- As your #44 lamps burn-out, replace them with #47 bulbs. They are not quite as bright as #44's, but that also means they operate at a lower temperature.
- Never use any kind of lubrication on the flipper mechanisms. Doing so will only cause the graphite dust to coagulate into a gooey mess which needs to be continually cleaned. Use a can of compressed air and blow the parts clean periodically.
- Periodically check the connectors on the power driver board. They have a tendancy to build-up a layer of oxidation which increases the resistance of the contact. This generates heat, which causes more oxidation, and so on. If you let this get too bad, the plastic connectors will overheat and burn, possibly damaging the driver board itself. At the very minimum, you'll have to rewire all of the wires into a new connector. You can put a new connector/contacts on the wiring harness to remedy this, or if you're feeling adventurous, you can solder the wires directly to the power driver board. Obviously, this removes the convenience of just unplugging stuff when you need to pull a board, but it will completely eliminate the heat build-up! One fellow IJ owner suggested using Trifuricon connectors in place of the standard silver ones. The Trifuricon inserts cost a little more, but supposedly have better conductivity and don't build-up oxidation. The trick is finding them -- Digitkey and Mouser didn't list them last time I checked.
- Clean the playfield often to keep it in the best shape possible. If you let the gritty dirt build-up on the playfield, it will act like sandpaper and prematurely wear the DiamondCoat/Wax/paint. For DiamondCoat games, I highly recommend Novus plastic polishes and cleaners. Use Novus #2 to remove dirt and fix very minor scratches. After that, use Novus #1 for light duty cleaning. Blow the playfield with clean compressed air when you're finished for that "out of the crate" look!
- Never forget about those 3 AA batteries on the CPU board! If they leak their corrosive contents onto your circuit board, you'll be sorry. Change the batteries every year and write-down when you changed them to avoid forgetting.
- To fix stripped screw holes in your playfield, try this: Get a box of round toothpics (not flat!) and a bottle of wood glue (Tite Bond or similar). Break the tapered end off of a toothpick and discard it. Spooge some wood glue into the stripped hole and insert the thick end of the toothpick all the way into the hole.
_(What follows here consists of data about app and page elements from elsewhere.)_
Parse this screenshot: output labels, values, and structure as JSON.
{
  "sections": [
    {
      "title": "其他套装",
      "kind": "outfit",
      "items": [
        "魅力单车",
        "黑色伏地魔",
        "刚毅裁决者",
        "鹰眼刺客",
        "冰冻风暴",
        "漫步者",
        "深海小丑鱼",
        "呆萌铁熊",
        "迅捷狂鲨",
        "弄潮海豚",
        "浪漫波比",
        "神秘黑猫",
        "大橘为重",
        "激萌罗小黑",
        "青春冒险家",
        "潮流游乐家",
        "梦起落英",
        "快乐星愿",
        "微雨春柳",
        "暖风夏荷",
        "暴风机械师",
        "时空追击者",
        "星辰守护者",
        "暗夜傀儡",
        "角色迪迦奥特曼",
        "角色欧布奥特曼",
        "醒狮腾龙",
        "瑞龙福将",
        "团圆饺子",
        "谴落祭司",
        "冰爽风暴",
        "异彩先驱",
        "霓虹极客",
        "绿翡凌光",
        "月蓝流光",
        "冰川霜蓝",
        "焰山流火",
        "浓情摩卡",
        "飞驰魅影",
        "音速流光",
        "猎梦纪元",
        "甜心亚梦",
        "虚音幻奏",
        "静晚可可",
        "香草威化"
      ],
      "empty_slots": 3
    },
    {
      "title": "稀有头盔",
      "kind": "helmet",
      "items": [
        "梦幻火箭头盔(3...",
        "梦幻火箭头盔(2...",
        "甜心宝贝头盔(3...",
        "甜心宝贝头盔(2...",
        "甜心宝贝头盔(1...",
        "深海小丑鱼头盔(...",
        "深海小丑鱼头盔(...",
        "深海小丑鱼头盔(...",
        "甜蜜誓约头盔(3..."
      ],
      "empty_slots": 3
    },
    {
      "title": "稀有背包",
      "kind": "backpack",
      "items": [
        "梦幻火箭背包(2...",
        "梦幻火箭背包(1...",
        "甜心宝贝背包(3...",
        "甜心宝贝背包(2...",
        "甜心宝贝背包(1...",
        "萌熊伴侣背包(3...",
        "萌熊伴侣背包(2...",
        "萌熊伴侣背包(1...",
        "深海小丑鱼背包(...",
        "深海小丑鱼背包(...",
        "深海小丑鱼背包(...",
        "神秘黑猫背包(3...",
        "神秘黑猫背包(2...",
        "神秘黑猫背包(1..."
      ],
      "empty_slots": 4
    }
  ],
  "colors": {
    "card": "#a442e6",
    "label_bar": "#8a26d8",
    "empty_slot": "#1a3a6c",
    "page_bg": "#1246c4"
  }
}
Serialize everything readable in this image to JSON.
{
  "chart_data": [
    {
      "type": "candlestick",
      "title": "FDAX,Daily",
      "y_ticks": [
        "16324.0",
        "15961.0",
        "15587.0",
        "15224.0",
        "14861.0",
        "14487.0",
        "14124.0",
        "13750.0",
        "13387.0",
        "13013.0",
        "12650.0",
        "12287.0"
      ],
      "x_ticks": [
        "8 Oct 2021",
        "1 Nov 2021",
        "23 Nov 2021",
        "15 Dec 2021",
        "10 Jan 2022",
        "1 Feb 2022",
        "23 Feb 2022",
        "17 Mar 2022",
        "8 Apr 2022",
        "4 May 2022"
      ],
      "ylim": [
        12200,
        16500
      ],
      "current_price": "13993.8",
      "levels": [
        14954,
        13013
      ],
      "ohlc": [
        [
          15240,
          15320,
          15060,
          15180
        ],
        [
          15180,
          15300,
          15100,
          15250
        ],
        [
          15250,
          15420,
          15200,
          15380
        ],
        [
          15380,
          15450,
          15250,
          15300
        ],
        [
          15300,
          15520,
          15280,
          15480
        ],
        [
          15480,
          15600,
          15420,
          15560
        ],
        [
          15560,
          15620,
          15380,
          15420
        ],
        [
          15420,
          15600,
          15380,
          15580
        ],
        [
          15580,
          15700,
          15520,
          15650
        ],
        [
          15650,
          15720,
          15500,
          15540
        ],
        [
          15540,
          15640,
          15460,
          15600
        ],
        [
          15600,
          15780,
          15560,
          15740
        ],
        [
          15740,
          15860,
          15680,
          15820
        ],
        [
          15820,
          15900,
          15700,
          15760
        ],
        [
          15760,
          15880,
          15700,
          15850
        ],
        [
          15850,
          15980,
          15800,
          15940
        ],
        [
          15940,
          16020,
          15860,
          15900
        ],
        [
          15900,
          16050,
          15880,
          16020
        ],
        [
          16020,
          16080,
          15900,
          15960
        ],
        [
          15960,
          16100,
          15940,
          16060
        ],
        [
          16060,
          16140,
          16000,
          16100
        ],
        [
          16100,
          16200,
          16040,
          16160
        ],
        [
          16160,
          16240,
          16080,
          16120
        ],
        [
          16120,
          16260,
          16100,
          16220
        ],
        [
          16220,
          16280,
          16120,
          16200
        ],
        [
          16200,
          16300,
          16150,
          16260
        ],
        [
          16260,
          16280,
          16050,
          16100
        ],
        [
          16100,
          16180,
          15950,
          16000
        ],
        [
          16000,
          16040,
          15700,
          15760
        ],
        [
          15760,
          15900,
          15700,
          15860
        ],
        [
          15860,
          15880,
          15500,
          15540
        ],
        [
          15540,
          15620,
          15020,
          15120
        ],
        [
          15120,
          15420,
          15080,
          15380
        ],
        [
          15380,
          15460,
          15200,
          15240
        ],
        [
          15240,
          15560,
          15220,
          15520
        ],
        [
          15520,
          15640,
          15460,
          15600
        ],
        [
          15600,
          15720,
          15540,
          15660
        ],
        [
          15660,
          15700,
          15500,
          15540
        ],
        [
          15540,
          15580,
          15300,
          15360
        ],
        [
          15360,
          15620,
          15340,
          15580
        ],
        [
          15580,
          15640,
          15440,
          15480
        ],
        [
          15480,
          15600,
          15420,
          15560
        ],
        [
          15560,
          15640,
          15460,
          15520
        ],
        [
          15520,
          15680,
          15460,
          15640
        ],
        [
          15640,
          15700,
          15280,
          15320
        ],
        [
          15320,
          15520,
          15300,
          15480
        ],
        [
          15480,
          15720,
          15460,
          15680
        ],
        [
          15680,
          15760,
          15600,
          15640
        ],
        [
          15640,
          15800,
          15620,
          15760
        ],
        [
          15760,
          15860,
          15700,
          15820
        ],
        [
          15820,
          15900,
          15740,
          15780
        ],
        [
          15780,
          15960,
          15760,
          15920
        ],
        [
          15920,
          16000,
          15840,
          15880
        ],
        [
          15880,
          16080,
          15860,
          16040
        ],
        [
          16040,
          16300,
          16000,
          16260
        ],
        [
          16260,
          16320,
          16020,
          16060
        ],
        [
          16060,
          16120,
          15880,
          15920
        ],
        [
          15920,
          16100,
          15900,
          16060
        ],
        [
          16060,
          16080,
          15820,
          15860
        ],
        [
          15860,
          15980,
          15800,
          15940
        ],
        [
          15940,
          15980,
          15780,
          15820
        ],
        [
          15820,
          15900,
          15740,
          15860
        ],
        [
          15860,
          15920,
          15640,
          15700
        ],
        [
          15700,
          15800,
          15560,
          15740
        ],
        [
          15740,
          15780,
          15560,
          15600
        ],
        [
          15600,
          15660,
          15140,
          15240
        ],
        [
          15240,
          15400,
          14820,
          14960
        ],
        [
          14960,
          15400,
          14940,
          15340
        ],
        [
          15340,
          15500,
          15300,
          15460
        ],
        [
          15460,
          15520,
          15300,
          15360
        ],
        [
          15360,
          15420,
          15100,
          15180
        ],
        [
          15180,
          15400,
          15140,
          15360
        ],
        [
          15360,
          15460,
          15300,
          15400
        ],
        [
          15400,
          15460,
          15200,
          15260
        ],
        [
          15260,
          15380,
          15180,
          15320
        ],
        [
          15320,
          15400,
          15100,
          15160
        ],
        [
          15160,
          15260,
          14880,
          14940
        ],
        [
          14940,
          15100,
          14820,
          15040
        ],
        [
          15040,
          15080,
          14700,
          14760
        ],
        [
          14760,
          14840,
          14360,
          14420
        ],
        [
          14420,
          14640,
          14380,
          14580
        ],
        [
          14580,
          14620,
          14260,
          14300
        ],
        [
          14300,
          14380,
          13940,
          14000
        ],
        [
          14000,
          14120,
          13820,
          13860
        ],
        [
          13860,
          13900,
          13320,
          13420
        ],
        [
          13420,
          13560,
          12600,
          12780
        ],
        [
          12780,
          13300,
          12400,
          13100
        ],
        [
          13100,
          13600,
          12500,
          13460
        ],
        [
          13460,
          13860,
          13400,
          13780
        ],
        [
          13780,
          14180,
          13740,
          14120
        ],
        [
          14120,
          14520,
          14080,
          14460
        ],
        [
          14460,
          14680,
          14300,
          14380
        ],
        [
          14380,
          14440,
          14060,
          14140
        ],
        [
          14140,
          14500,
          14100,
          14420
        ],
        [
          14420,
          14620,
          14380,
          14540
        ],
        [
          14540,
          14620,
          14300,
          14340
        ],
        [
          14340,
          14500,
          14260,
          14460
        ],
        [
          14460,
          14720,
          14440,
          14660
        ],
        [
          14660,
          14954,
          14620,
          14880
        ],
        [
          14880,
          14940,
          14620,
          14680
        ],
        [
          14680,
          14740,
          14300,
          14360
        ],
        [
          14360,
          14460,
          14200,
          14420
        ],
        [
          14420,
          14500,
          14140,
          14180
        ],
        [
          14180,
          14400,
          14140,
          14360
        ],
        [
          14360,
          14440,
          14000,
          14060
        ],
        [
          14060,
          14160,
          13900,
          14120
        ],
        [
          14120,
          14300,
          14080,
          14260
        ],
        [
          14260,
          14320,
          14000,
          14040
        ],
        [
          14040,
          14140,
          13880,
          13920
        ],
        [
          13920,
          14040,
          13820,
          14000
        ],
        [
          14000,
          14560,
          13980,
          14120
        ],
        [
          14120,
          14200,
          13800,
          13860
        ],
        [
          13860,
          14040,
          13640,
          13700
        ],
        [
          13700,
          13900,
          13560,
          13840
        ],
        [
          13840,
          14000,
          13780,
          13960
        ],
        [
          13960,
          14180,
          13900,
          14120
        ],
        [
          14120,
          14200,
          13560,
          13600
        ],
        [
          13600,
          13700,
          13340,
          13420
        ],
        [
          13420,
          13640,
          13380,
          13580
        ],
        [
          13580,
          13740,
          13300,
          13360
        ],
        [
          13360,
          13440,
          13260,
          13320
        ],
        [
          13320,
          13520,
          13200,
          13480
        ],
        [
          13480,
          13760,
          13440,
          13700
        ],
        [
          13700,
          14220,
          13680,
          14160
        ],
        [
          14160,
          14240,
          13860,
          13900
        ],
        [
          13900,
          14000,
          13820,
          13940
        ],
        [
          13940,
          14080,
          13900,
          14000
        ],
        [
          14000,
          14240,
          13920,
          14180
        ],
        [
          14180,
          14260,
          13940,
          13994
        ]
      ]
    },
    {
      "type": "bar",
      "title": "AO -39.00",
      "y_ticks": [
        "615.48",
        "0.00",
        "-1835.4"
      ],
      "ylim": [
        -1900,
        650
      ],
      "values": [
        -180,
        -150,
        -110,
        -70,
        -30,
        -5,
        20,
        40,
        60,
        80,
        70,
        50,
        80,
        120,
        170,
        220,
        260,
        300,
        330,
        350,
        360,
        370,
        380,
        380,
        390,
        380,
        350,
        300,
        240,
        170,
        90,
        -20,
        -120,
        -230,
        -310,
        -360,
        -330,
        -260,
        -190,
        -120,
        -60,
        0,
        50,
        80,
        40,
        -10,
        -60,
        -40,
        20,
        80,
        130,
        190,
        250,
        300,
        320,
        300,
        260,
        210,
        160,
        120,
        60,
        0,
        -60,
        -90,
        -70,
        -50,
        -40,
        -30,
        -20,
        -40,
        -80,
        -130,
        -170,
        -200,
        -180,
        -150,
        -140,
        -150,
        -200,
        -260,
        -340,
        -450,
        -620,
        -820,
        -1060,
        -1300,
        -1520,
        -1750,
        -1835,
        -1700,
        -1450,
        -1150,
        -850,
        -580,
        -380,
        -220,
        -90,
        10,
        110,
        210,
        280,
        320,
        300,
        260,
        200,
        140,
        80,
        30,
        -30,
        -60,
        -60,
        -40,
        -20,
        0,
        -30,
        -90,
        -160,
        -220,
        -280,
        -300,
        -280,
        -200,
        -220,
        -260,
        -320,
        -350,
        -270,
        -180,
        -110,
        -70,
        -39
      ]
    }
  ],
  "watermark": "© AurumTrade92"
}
Now, break the toothpick off against the side of the hole. Replace the screw and allow the glue to dry. Wallah! As good as new...
- I've been using bamboo skewers to fix my stripped holes recently and I believe that they work better than toothpicks (as above). The bamboo is very fibrous and really lets the screws bite. Try it!
- When you're giving your machine its annual (or whatever) thorough cleaning, take the time to do it right. In addition to removing the ramps, also remove the under-playfield passageways/ramps and clean them. Since they are *under* the playfield, dirt has a real tendancy to accumulate in these hidden pathways. If you don't get the dirt out of these devices, you'll find your playfield getting dirty very quickly.
- When performing a thorough machine cleaning, use a Q-Tip moistened with Novus #1 to clean the playfield inserts from the UNDERSIDE. Also wipe all light bulbs to remove dust and dirt. You'll be amazed at how much better your game looks with these items sparkling clean.
- This tip comes from Mike Russell on how you can clean-up dirty ramps with good results:
When I got my IJ, the steel ramps were in bad shape. They looked like they were dirty and rusted. At best they were horribly discolored. I posted this on RGP and had one guy respond that novus 2 and a ton of elbow grease would fix this. So I took out the ramps and went to it. Well, This guy meant a lot of elbow grease and a ton of time with poor results. Turned out after trial and error with many cleaning products that I had a bottle of copper cleaner for my wife's Revere Ware pots lying around. I decided to give it a try and within minutes the ramps turned to new. It was amazing. So with a toothbrush I applied the stuff for about ten minutes to each ramp then scrubed, rinsed with water. then dryed them. I had brand new beautiful ramps. It was incredible. I am wondering if this would helped on the legs too. Mine were refurbed before I bought the machine so I can't test it.